#### [What you need to do]
For every line in the material, produce an exact copy.

#### [Excerpted data]
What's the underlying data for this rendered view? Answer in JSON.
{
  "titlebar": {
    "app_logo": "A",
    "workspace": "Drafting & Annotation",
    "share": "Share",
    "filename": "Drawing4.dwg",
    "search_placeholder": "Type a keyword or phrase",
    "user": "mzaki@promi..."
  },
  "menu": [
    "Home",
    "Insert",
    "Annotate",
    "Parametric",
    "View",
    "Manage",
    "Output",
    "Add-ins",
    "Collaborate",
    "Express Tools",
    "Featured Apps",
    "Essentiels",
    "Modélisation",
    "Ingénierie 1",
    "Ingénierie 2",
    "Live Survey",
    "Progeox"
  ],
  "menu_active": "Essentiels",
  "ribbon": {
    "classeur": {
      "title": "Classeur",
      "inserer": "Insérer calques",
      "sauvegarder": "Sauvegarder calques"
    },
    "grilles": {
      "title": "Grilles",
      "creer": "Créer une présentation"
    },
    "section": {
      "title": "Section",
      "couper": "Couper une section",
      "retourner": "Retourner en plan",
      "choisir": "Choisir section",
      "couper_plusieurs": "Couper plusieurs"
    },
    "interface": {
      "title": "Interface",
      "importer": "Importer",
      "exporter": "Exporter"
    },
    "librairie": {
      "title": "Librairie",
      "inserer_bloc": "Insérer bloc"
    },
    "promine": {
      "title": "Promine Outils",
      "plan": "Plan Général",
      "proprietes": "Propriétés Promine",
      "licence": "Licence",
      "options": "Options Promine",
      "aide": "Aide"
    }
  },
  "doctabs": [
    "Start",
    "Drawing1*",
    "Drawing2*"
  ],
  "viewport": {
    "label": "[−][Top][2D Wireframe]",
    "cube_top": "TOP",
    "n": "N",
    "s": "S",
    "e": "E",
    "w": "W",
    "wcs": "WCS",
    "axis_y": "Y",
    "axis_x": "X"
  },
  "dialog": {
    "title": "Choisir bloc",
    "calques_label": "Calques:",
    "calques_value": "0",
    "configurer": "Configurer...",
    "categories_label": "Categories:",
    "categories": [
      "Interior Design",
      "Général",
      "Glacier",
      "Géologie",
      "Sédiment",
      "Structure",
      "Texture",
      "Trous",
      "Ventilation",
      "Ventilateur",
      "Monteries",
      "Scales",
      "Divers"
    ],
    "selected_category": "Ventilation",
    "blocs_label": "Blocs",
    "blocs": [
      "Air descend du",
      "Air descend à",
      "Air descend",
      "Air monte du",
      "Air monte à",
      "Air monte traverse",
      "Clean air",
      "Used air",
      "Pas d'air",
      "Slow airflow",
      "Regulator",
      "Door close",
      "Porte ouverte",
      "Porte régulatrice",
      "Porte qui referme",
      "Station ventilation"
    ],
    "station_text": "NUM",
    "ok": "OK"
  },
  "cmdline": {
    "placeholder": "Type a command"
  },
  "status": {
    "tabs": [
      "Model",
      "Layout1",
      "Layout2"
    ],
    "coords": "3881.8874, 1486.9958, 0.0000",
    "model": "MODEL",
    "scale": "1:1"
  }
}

#### [Response to this exercise]
What's the underlying data for this rendered view? Answer in JSON.
{
  "titlebar": {
    "app_logo": "A",
    "workspace": "Drafting & Annotation",
    "share": "Share",
    "filename": "Drawing4.dwg",
    "search_placeholder": "Type a keyword or phrase",
    "user": "mzaki@promi..."
  },
  "menu": [
    "Home",
    "Insert",
    "Annotate",
    "Parametric",
    "View",
    "Manage",
    "Output",
    "Add-ins",
    "Collaborate",
    "Express Tools",
    "Featured Apps",
    "Essentiels",
    "Modélisation",
    "Ingénierie 1",
    "Ingénierie 2",
    "Live Survey",
    "Progeox"
  ],
  "menu_active": "Essentiels",
  "ribbon": {
    "classeur": {
      "title": "Classeur",
      "inserer": "Insérer calques",
      "sauvegarder": "Sauvegarder calques"
    },
    "grilles": {
      "title": "Grilles",
      "creer": "Créer une présentation"
    },
    "section": {
      "title": "Section",
      "couper": "Couper une section",
      "retourner": "Retourner en plan",
      "choisir": "Choisir section",
      "couper_plusieurs": "Couper plusieurs"
    },
    "interface": {
      "title": "Interface",
      "importer": "Importer",
      "exporter": "Exporter"
    },
    "librairie": {
      "title": "Librairie",
      "inserer_bloc": "Insérer bloc"
    },
    "promine": {
      "title": "Promine Outils",
      "plan": "Plan Général",
      "proprietes": "Propriétés Promine",
      "licence": "Licence",
      "options": "Options Promine",
      "aide": "Aide"
    }
  },
  "doctabs": [
    "Start",
    "Drawing1*",
    "Drawing2*"
  ],
  "viewport": {
    "label": "[−][Top][2D Wireframe]",
    "cube_top": "TOP",
    "n": "N",
    "s": "S",
    "e": "E",
    "w": "W",
    "wcs": "WCS",
    "axis_y": "Y",
    "axis_x": "X"
  },
  "dialog": {
    "title": "Choisir bloc",
    "calques_label": "Calques:",
    "calques_value": "0",
    "configurer": "Configurer...",
    "categories_label": "Categories:",
    "categories": [
      "Interior Design",
      "Général",
      "Glacier",
      "Géologie",
      "Sédiment",
      "Structure",
      "Texture",
      "Trous",
      "Ventilation",
      "Ventilateur",
      "Monteries",
      "Scales",
      "Divers"
    ],
    "selected_category": "Ventilation",
    "blocs_label": "Blocs",
    "blocs": [
      "Air descend du",
      "Air descend à",
      "Air descend",
      "Air monte du",
      "Air monte à",
      "Air monte traverse",
      "Clean air",
      "Used air",
      "Pas d'air",
      "Slow airflow",
      "Regulator",
      "Door close",
      "Porte ouverte",
      "Porte régulatrice",
      "Porte qui referme",
      "Station ventilation"
    ],
    "station_text": "NUM",
    "ok": "OK"
  },
  "cmdline": {
    "placeholder": "Type a command"
  },
  "status": {
    "tabs": [
      "Model",
      "Layout1",
      "Layout2"
    ],
    "coords": "3881.8874, 1486.9958, 0.0000",
    "model": "MODEL",
    "scale": "1:1"
  }
}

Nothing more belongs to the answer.